This blog is behind: one of the hazards of modern travel is that one keeps up to date with all the latest versions of aeroplane viruses that appear: some enforced rest follows. Need a better anti-virus for aeroplane mode!
Conferences are exciting, but people who come to them make a choice aligned to their convictions. Working in hospitals and consulting in other ways is exciting in that we can reach a broader audience. When Nils started this ten years ago there was general scepticism, and sometimes even antagonism. Things have changed! Both hospitals that Nils visited in Ohio were embracing the findings of the neuroscience and the evidence on skin-to-skin contact. Both had prepared in detail, and were genuinely wanting to make improvements, it was wonderful. Thanks to Dr Julie Ware, and to Jen Gonya for great arrangements.
Perhaps the highlight for me was being invited to demonstrate our technique with an extremely small and ventilated baby.
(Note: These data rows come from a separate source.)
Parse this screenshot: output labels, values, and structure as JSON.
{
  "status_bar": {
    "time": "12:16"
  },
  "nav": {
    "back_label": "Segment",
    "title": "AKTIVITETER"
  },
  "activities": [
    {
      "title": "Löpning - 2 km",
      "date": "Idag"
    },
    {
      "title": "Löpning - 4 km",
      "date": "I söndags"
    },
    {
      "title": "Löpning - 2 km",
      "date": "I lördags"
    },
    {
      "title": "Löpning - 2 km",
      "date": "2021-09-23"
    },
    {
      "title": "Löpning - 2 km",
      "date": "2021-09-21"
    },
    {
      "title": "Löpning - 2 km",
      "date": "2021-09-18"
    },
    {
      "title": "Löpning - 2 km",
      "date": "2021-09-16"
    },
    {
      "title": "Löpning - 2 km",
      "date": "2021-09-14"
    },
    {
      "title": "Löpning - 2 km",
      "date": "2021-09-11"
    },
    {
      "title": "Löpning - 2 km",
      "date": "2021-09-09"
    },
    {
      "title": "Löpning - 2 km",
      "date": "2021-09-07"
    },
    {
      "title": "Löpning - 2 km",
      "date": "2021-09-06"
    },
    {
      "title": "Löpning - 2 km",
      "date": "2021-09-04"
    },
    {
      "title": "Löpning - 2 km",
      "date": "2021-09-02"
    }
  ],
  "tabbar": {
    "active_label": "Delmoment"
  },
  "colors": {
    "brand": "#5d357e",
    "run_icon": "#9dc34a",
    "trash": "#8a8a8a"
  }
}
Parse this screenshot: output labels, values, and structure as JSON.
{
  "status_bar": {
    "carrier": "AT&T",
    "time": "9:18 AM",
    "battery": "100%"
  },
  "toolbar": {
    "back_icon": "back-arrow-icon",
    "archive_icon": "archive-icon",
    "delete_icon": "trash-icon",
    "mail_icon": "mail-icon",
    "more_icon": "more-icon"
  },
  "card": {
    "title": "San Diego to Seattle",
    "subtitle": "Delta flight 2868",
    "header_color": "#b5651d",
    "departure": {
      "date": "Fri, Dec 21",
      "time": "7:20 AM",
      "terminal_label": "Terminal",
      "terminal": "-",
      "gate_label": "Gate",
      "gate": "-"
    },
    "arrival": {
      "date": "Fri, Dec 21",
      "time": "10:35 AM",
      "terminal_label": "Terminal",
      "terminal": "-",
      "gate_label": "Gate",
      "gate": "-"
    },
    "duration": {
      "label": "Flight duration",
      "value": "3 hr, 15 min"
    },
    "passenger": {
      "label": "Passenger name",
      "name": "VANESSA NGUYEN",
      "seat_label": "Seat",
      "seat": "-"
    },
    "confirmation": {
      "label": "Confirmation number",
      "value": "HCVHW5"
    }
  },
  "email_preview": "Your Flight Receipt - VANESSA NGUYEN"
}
For the very first time ever, arrangements had been made to wheel in a normal adult bed into the neonatal intensive care unit of that hospital. This of course is how NICU’s are in Sweden , but a first here. One advantage of this is that it makes it easy to transfer the baby with its back up (called prone), and I was able to show how this was done without making the baby unstable in any way at all. In this instance we used father, and after a while he was able to stand up and walk around the bed, and hands free with baby sleeping firmly against his chest. Another reason for providing adult beds is that it makes it very easy for parents to provide long periods of time, even day and night continuous skin-to-skin contact.
Jill spoke to a small team working in the Neonatal Intensive Care in Grant Hospital on how to improve more skin to skin contact and developmental care on the parents chest, then drove with Linda to Dayton to speak to a group of her medical students at the new programme at the Wright State School of Medicine. It is important to get this new evidence out to the next generation of doctors!
Perhaps the highlight for her was the day in the studio in Columbus! The WIC program provides care to perhaps half of all mothers and babies in the USA, and in order to reach as many of them as possible, Jill did a recorded session specifically for mothers, and two recorded sessions to WIC staff in supporting mothers. She had prepared carefully, and rattled it all off in one go. When she had finished speaking the studio staff just sat engrossed and spellbound, forgetting to switch off their cameras and recorders!
The last day Dr Nikki Rogers drove Jill through snow to fetch Nils from Columbus and then all the way back to Cincinnati airport. Heavy snowfall was predicted so after having the aeroplane wings washed off and sprayed with antifreeze, we were rather relieved that we were able to leave safely before “snowmageddon” hit the town! Quite an experience when we as South Africans are not used to snow!